“The wines featured on our Top 100 list capture the character of the past year and exemplify the quality and diversity the wine world has to offer,” said Marvin R. Shanken, editor and publisher, Wine Spectator. “We congratulate all the featured wineries and hope our readers get to enjoy them this year.”


An annual highlight since 1988, the Top 100 list presents a diverse group, ranging from emerging labels and regions to traditional estates exploring new directions. The list is a guide to wineries to watch in the future—a reflection of the producers and wines that Wine Spectator’s editors are most passionate about.

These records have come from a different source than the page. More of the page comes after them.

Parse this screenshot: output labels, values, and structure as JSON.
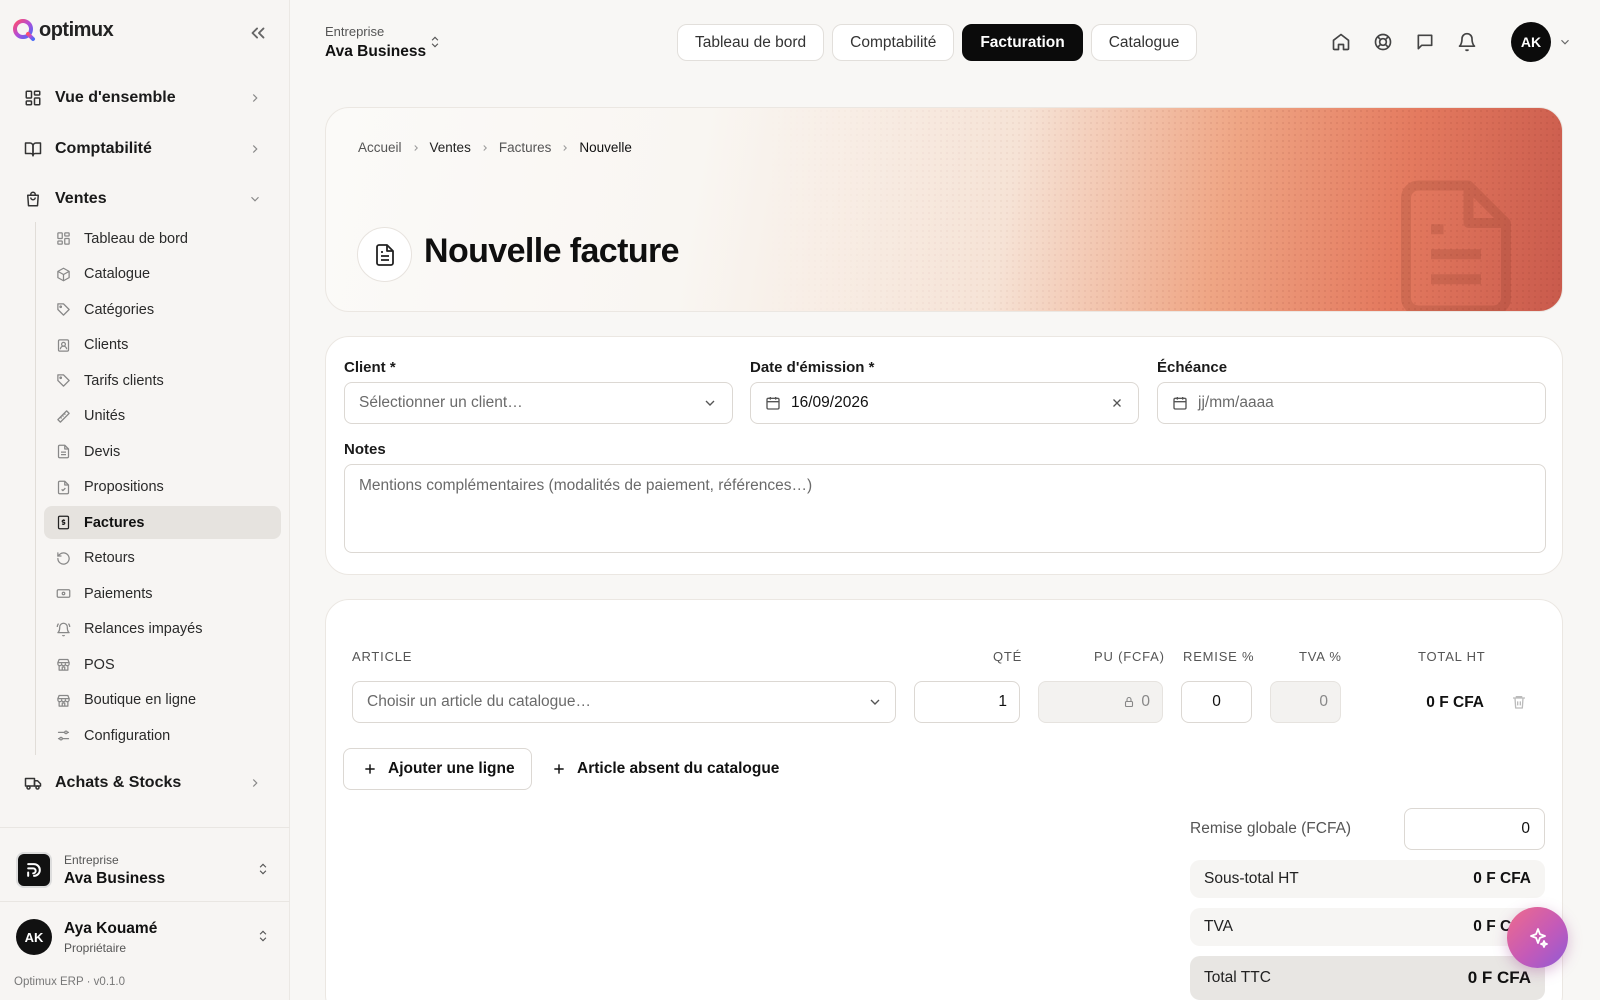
{
  "app": {
    "name": "optimux",
    "version": "Optimux ERP · v0.1.0"
  },
  "sidebar": {
    "top_items": [
      {
        "label": "Vue d'ensemble",
        "icon": "layout-grid-icon"
      },
      {
        "label": "Comptabilité",
        "icon": "book-open-icon"
      },
      {
        "label": "Ventes",
        "icon": "shopping-bag-icon",
        "expanded": true
      }
    ],
    "sub_items": [
      {
        "label": "Tableau de bord",
        "icon": "layout-grid-icon"
      },
      {
        "label": "Catalogue",
        "icon": "package-icon"
      },
      {
        "label": "Catégories",
        "icon": "tag-icon"
      },
      {
        "label": "Clients",
        "icon": "contact-icon"
      },
      {
        "label": "Tarifs clients",
        "icon": "tag-icon"
      },
      {
        "label": "Unités",
        "icon": "ruler-icon"
      },
      {
        "label": "Devis",
        "icon": "file-text-icon"
      },
      {
        "label": "Propositions",
        "icon": "file-check-icon"
      },
      {
        "label": "Factures",
        "icon": "receipt-icon",
        "active": true
      },
      {
        "label": "Retours",
        "icon": "rotate-ccw-icon"
      },
      {
        "label": "Paiements",
        "icon": "banknote-icon"
      },
      {
        "label": "Relances impayés",
        "icon": "bell-ring-icon"
      },
      {
        "label": "POS",
        "icon": "store-icon"
      },
      {
        "label": "Boutique en ligne",
        "icon": "store-icon"
      },
      {
        "label": "Configuration",
        "icon": "sliders-icon"
      }
    ],
    "bottom_item": {
      "label": "Achats & Stocks",
      "icon": "truck-icon"
    },
    "company": {
      "caption": "Entreprise",
      "name": "Ava Business"
    },
    "user": {
      "initials": "AK",
      "name": "Aya Kouamé",
      "role": "Propriétaire"
    }
  },
  "header": {
    "company": {
      "caption": "Entreprise",
      "name": "Ava Business"
    },
    "tabs": [
      {
        "label": "Tableau de bord"
      },
      {
        "label": "Comptabilité"
      },
      {
        "label": "Facturation",
        "active": true
      },
      {
        "label": "Catalogue"
      }
    ],
    "icons": [
      "home-icon",
      "help-buoy-icon",
      "message-icon",
      "bell-icon"
    ],
    "avatar_initials": "AK"
  },
  "hero": {
    "breadcrumb": [
      "Accueil",
      "Ventes",
      "Factures",
      "Nouvelle"
    ],
    "title": "Nouvelle facture"
  },
  "form": {
    "client": {
      "label": "Client *",
      "placeholder": "Sélectionner un client…"
    },
    "issue_date": {
      "label": "Date d'émission *",
      "value": "16/09/2026"
    },
    "due_date": {
      "label": "Échéance",
      "placeholder": "jj/mm/aaaa"
    },
    "notes": {
      "label": "Notes",
      "placeholder": "Mentions complémentaires (modalités de paiement, références…)"
    }
  },
  "lines": {
    "columns": [
      "ARTICLE",
      "QTÉ",
      "PU (FCFA)",
      "REMISE %",
      "TVA %",
      "TOTAL HT"
    ],
    "row": {
      "article_placeholder": "Choisir un article du catalogue…",
      "qty": "1",
      "unit_price": "0",
      "discount": "0",
      "vat": "0",
      "total": "0 F CFA"
    },
    "add_line_label": "Ajouter une ligne",
    "add_custom_label": "Article absent du catalogue"
  },
  "totals": {
    "global_discount_label": "Remise globale (FCFA)",
    "global_discount_value": "0",
    "subtotal_label": "Sous-total HT",
    "subtotal_value": "0 F CFA",
    "vat_label": "TVA",
    "vat_value": "0 F CFA",
    "grand_label": "Total TTC",
    "grand_value": "0 F CFA"
  },
  "colors": {
    "accent": "#0b0b0b",
    "hero_warm": "#e47a5f",
    "fab_start": "#f06b8b",
    "fab_end": "#8f5bd6"
  }
}
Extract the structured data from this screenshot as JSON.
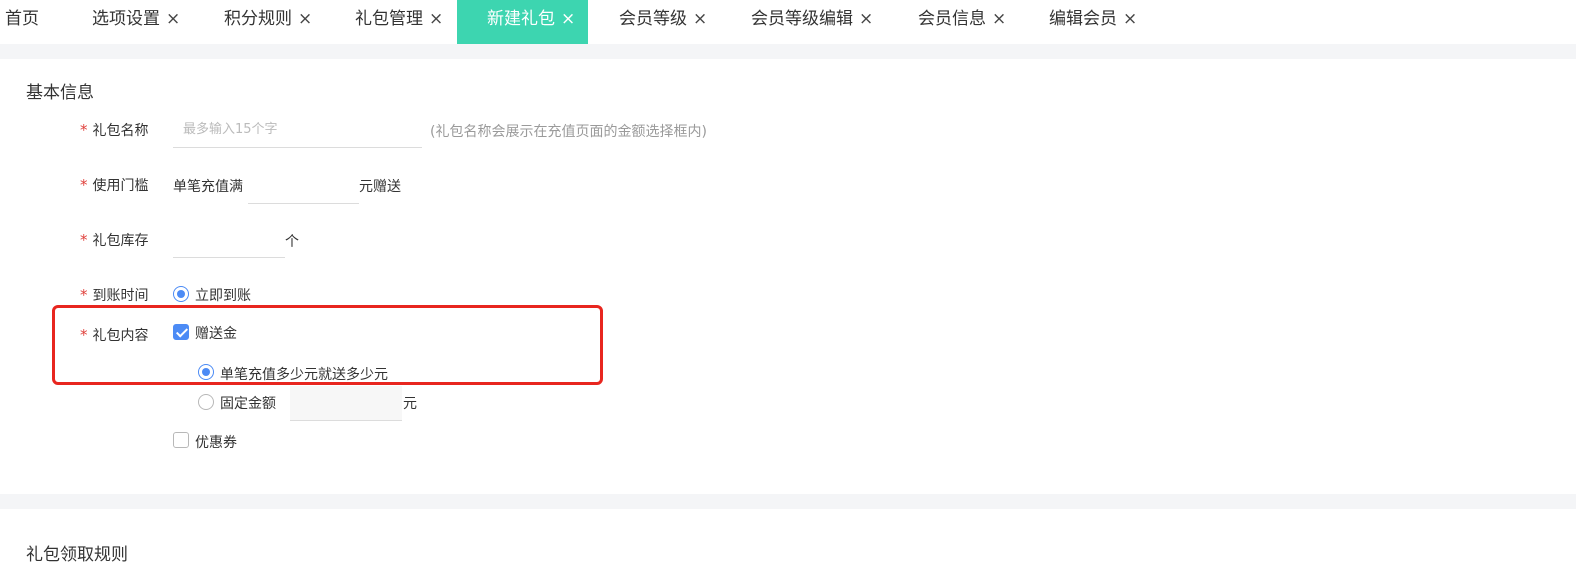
{
  "tabs": [
    {
      "label": "首页",
      "closable": false
    },
    {
      "label": "选项设置",
      "closable": true
    },
    {
      "label": "积分规则",
      "closable": true
    },
    {
      "label": "礼包管理",
      "closable": true
    },
    {
      "label": "新建礼包",
      "closable": true,
      "active": true
    },
    {
      "label": "会员等级",
      "closable": true
    },
    {
      "label": "会员等级编辑",
      "closable": true
    },
    {
      "label": "会员信息",
      "closable": true
    },
    {
      "label": "编辑会员",
      "closable": true
    }
  ],
  "close_glyph": "×",
  "basic_section": {
    "title": "基本信息",
    "required_mark": "*",
    "name_field": {
      "label": "礼包名称",
      "placeholder": "最多输入15个字",
      "value": "",
      "hint": "(礼包名称会展示在充值页面的金额选择框内)"
    },
    "threshold_field": {
      "label": "使用门槛",
      "prefix": "单笔充值满",
      "value": "",
      "suffix": "元赠送"
    },
    "stock_field": {
      "label": "礼包库存",
      "value": "",
      "suffix": "个"
    },
    "arrival_field": {
      "label": "到账时间",
      "option": "立即到账",
      "selected": true
    },
    "content_field": {
      "label": "礼包内容",
      "gift_money": {
        "label": "赠送金",
        "checked": true
      },
      "gift_options": [
        {
          "label": "单笔充值多少元就送多少元",
          "selected": true
        },
        {
          "label": "固定金额",
          "selected": false,
          "value": "",
          "suffix": "元"
        }
      ],
      "coupon": {
        "label": "优惠券",
        "checked": false
      }
    }
  },
  "rules_section": {
    "title": "礼包领取规则"
  },
  "colors": {
    "active_tab": "#3dd5b0",
    "primary": "#4c8bf5",
    "required": "#e0413c",
    "highlight_border": "#e8261f"
  }
}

The full Top 100 list will be featured at and in print, with profiles for each wine, in the magazine’s December 31 issue, on newsstands November 28.